[Start of section]

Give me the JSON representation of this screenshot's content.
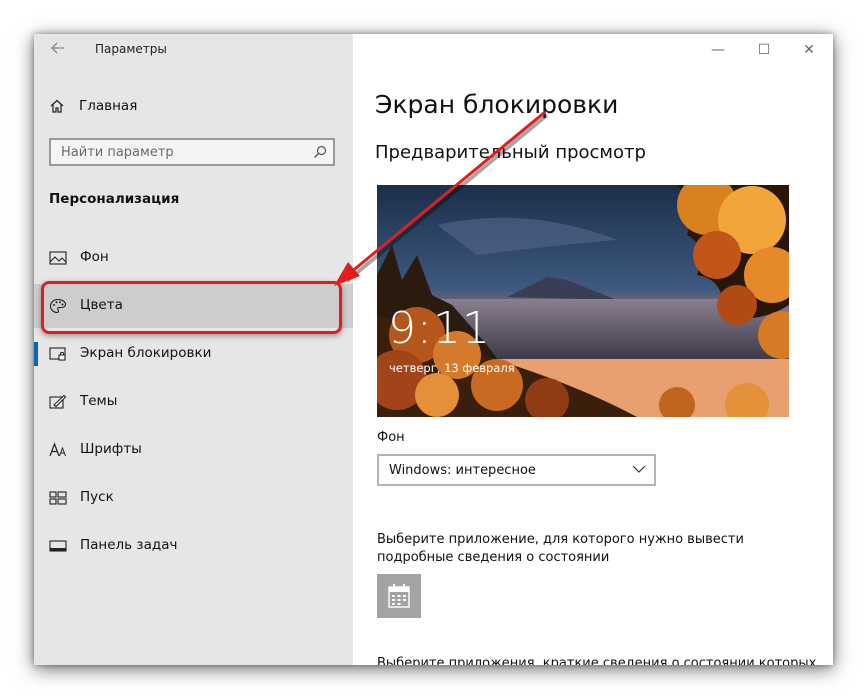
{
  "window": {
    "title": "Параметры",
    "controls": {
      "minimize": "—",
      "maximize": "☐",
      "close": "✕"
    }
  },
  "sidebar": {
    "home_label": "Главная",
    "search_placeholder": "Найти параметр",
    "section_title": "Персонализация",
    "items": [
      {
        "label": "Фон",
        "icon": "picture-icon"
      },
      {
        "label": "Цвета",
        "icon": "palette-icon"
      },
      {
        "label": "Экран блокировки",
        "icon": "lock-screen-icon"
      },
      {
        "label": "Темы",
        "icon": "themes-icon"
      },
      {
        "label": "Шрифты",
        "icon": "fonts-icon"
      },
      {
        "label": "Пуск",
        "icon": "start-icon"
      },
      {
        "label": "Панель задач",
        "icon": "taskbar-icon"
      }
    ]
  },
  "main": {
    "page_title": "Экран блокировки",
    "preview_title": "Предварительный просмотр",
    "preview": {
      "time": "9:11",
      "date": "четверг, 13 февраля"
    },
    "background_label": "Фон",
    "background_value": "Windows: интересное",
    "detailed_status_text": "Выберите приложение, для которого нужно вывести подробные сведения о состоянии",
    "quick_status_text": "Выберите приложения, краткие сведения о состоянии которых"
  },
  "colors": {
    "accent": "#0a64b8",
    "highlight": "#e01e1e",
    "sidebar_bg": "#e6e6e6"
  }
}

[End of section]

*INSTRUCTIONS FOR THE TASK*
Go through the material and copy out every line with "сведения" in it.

*TASK SOLUTION*
    "detailed_status_text": "Выберите приложение, для которого нужно вывести подробные сведения о состоянии",
    "quick_status_text": "Выберите приложения, краткие сведения о состоянии которых"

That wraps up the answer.